The ultimate goal, since the day Trevor Brazile won his first all-around world title in 2002, always was to break Ty Murray’s record of seven all-around world crowns.
Brazile, who since has shattered Murray’s mark with 10 all-around world titles — including a record seven straight and counting — could scarcely fathom the idea of making a run at Guy Allen’s record of 18 total world titles.
“I didn’t set out to do it because I didn’t think it would be done, honestly,” Brazile said. “I was around when Guy was winning those, and I was like, ‘That won’t ever be done.’”

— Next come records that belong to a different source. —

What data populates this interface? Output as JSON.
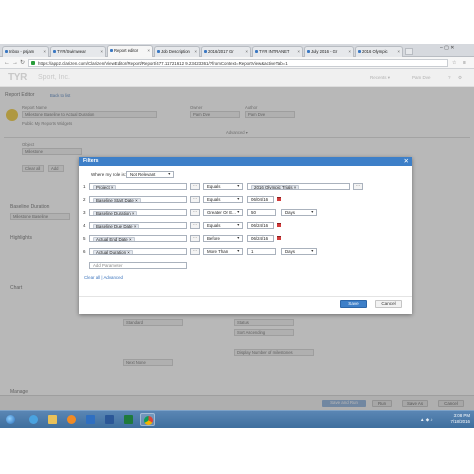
{
  "browser": {
    "tabs": [
      {
        "label": "Inbox - psjam"
      },
      {
        "label": "TYR/Swimwear"
      },
      {
        "label": "Report editor"
      },
      {
        "label": "Job Description"
      },
      {
        "label": "2016/2017 Gr"
      },
      {
        "label": "TYR INTRANET"
      },
      {
        "label": "July 2016 - Gr"
      },
      {
        "label": "2016 Olympic"
      }
    ],
    "url": "https://app2.clarizen.com/Clarizen/ViewEditor/Report/Report/477.11721612 9.23423361/?fromContext=ReportView&activeTab=1",
    "nav": {
      "back": "←",
      "forward": "→",
      "reload": "↻"
    }
  },
  "app": {
    "logo": "TYR",
    "company": "Sport, Inc.",
    "header_right": {
      "search": "Recents ▾",
      "user": "Pam Dve"
    }
  },
  "background": {
    "report_editor": "Report Editor",
    "back_to_list": "Back to list",
    "title_label": "Report Name",
    "title_value": "Milestone Baseline to Actual Duration",
    "sub_label": "Public  My Reports  Widgets",
    "owner_label": "Owner",
    "owner_value": "Pam Dve",
    "author_label": "Author",
    "author_value": "Pam Dve",
    "advanced": "Advanced ▾",
    "object_label": "Object",
    "object_value": "Milestone",
    "chips": [
      "Clear all",
      "Add"
    ],
    "section_baseline": "Baseline Duration",
    "baseline_value": "Milestone Baseline",
    "section_highlights": "Highlights",
    "section_chart": "Chart",
    "section_manage": "Manage",
    "chart_fields": [
      "Standard",
      "Status",
      "Sort Ascending",
      "Display Number of milestones",
      "Next None"
    ],
    "bottom_buttons": {
      "save_and_run": "Save and Run",
      "run": "Run",
      "save_as": "Save As",
      "cancel": "Cancel"
    }
  },
  "modal": {
    "title": "Filters",
    "role_label": "Where my role is:",
    "role_value": "Not Relevant",
    "rows": [
      {
        "num": "1",
        "field": "Project",
        "operator": "Equals",
        "value": "2016 Olympic Trials",
        "has_date": false,
        "unit": ""
      },
      {
        "num": "2",
        "field": "Baseline Start Date",
        "operator": "Equals",
        "value": "06/04/16",
        "has_date": true,
        "unit": ""
      },
      {
        "num": "3",
        "field": "Baseline Duration",
        "operator": "Greater Or E...",
        "value": "50",
        "has_date": false,
        "unit": "Days"
      },
      {
        "num": "4",
        "field": "Baseline Due Date",
        "operator": "Equals",
        "value": "06/24/16",
        "has_date": true,
        "unit": ""
      },
      {
        "num": "5",
        "field": "Actual End Date",
        "operator": "Before",
        "value": "06/24/16",
        "has_date": true,
        "unit": ""
      },
      {
        "num": "6",
        "field": "Actual Duration",
        "operator": "More Than",
        "value": "1",
        "has_date": false,
        "unit": "Days"
      }
    ],
    "add_parameter": "Add Parameter",
    "clear_all": "Clear all",
    "advanced": "Advanced",
    "save": "Save",
    "cancel": "Cancel"
  },
  "taskbar": {
    "time": "3:08 PM",
    "date": "7/18/2016"
  }
}
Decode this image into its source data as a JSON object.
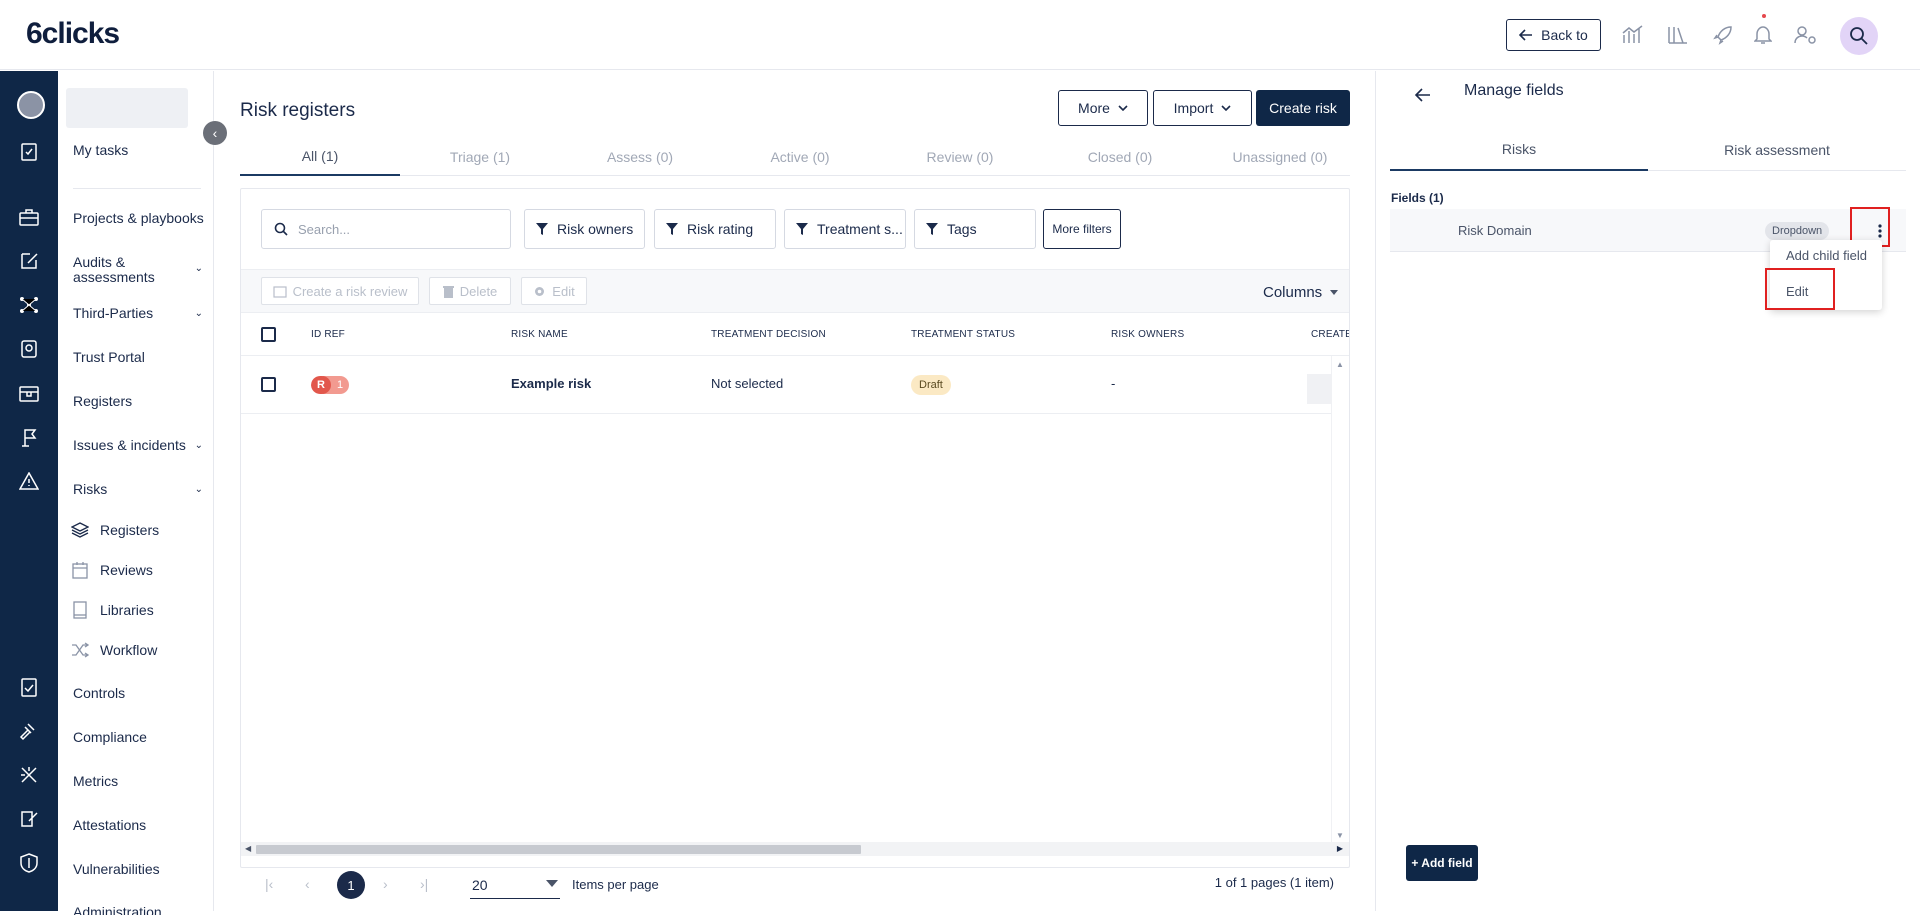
{
  "app": {
    "logo": "6clicks",
    "back_to_label": "Back to"
  },
  "sidenav": {
    "my_tasks": "My tasks",
    "items": [
      {
        "label": "Projects & playbooks"
      },
      {
        "label": "Audits & assessments"
      },
      {
        "label": "Third-Parties"
      },
      {
        "label": "Trust Portal"
      },
      {
        "label": "Registers"
      },
      {
        "label": "Issues & incidents"
      },
      {
        "label": "Risks"
      },
      {
        "label": "Controls"
      },
      {
        "label": "Compliance"
      },
      {
        "label": "Metrics"
      },
      {
        "label": "Attestations"
      },
      {
        "label": "Vulnerabilities"
      },
      {
        "label": "Administration"
      }
    ],
    "risks_sub": [
      {
        "label": "Registers",
        "icon": "layers-icon"
      },
      {
        "label": "Reviews",
        "icon": "calendar-icon"
      },
      {
        "label": "Libraries",
        "icon": "book-icon"
      },
      {
        "label": "Workflow",
        "icon": "shuffle-icon"
      }
    ]
  },
  "main": {
    "title": "Risk registers",
    "more_label": "More",
    "import_label": "Import",
    "create_label": "Create risk",
    "tabs": [
      {
        "label": "All (1)",
        "active": true
      },
      {
        "label": "Triage (1)"
      },
      {
        "label": "Assess (0)"
      },
      {
        "label": "Active (0)"
      },
      {
        "label": "Review (0)"
      },
      {
        "label": "Closed (0)"
      },
      {
        "label": "Unassigned (0)"
      }
    ],
    "search_placeholder": "Search...",
    "filters": [
      "Risk owners",
      "Risk rating",
      "Treatment s...",
      "Tags"
    ],
    "more_filters_label": "More filters",
    "actions": {
      "create_review": "Create a risk review",
      "delete": "Delete",
      "edit": "Edit",
      "columns": "Columns"
    },
    "columns": [
      "ID REF",
      "RISK NAME",
      "TREATMENT DECISION",
      "TREATMENT STATUS",
      "RISK OWNERS",
      "CREATED"
    ],
    "rows": [
      {
        "id_prefix": "R",
        "id_num": "1",
        "name": "Example risk",
        "decision": "Not selected",
        "status": "Draft",
        "owners": "-"
      }
    ],
    "pagination": {
      "current_page": "1",
      "per_page": "20",
      "per_page_label": "Items per page",
      "info": "1 of 1 pages (1 item)"
    }
  },
  "panel": {
    "title": "Manage fields",
    "tabs": [
      {
        "label": "Risks",
        "active": true
      },
      {
        "label": "Risk assessment"
      }
    ],
    "fields_label": "Fields (1)",
    "fields": [
      {
        "name": "Risk Domain",
        "type": "Dropdown"
      }
    ],
    "menu": {
      "add_child": "Add child field",
      "edit": "Edit"
    },
    "add_field_label": "+ Add field"
  },
  "colors": {
    "navy": "#0f2747",
    "highlight": "#e02020",
    "risk_badge": "#e2574c",
    "draft_badge": "#fbe9c4"
  }
}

Fittingly, Brazile matched Allen’s record in November by winning the National Finals Steer Roping championship in Guthrie, Okla., at the Lazy E Arena — the same place where Allen won most of his 18 steer roping gold buckles.
“I was there when he won his 18th in the same arena and same event,” Brazile said. “It’s pretty awesome (to tie the record), but I never set it as a goal, because I really tried to set attainable goals and I didn’t think that was one at the time.”
Brazile, whose father, Jimmy Brazile, was a four-time National Finals Steer Roping qualifier, grew up studying Allen — a family friend — and emulating his style, which he used to trip countless bales of hay before trying his technique on a steer.
“I modeled a lot of my steer roping on him,” Brazile said. “I spent numerous hours with him on the dummy talking it through.
“When I was a kid, putting the horns in the bale of hay was the only kind of dummy we had.”
While Brazile admired Allen, his own aim always was to excel in several disciplines.
“Growing up, I didn’t want to be known as a calf roper or a team roper or a steer roper. I just wanted to be known as a great cowboy,” Brazile said. “I wanted to be versatile. That always impressed me more than the specialists.
“That’s always been my goal and the mark I wanted to leave.”
The Decatur, Texas, cowboy can consider that mission accomplished — with his 10 all-around titles (2002-04, 2006-12), four steer roping crowns (2006, 2007, 2011, 2013), three tie-down roping titles (2007, 2009, 2010) and one team roping title (2010).
But the 37-year-old isn’t done adding to his collection of gold buckles.
With a virtually insurmountable lead of more than $122,000 over Tuf Cooper in the all-around standings entering the National Finals Rodeo — which will run Thursday through Dec. 14 at the Thomas &Mack Center — Brazile, who has won $255,187, appears assured of his 11th all-around crown, which would give him his unprecedented 19th world title.
While that record surely will be significant to Brazile, he said he accomplished everything he set out to do the day he topped Murray’s mark in 2010.
“I’ve just enjoyed the ride after that,” he said. “I get to do what I love for a living. It’s pretty hard to have a bad day when that’s the case.
“If I quit tomorrow, I’m happy. I’ve done all I wanted to do.”
Not that Brazile plans to quit anytime soon. He’s having too much fun to retire.
“I love the sport,” he said. “I love good horses. In this industry, you’re around a lot of them.”
As for his place in Professional Rodeo Cowboys Association history — and whether he should be considered the greatest cowboy ever — Brazile will leave that debate to others.
“That’s for history to decide. That’s not me,” he said. “The world champions are great, but anybody that’s able to make a living rodeoing, I consider all of them great cowboys.”
Along with Allen, Brazile said he admired mentor Roy Cooper and Joe Beaver — but perhaps nobody more than Murray, who competed in bareback riding, saddle bronc riding and bull riding.
“He was a man that did more than one event, so I could relate to how hard it was to kind of juggle all three at once,” he said. “People don’t understand how hard that is unless you try it at this level.”
Adding to his records collection, Brazile — who has made more than $4.85 million in his career — also won four rounds at the National Finals Steer Roping to raise his total number of round wins at the National Finals to 54, breaking Billy Etbauer’s mark of 51.
Making Brazile’s 16th straight trip to the NFR more special is the fact his wife, Shada Brazile, has qualified for her first NFR in barrel racing.
“She was at my side before we ever won one world championship, and she helped me do whatever it took,” he said. “She made sacrifices to make me successful, and it’s awesome to see her take some time for herself.
“This is a year to remember, for sure.”
■ NOTE — The NFR will be televised live daily at 7 p.m. Thursday through Dec. 14 by GAC (374).
Contact reporter Todd Dewey at firstname.lastname@example.org or 702-383-0354. Follow him on Twitter: @tdewey33.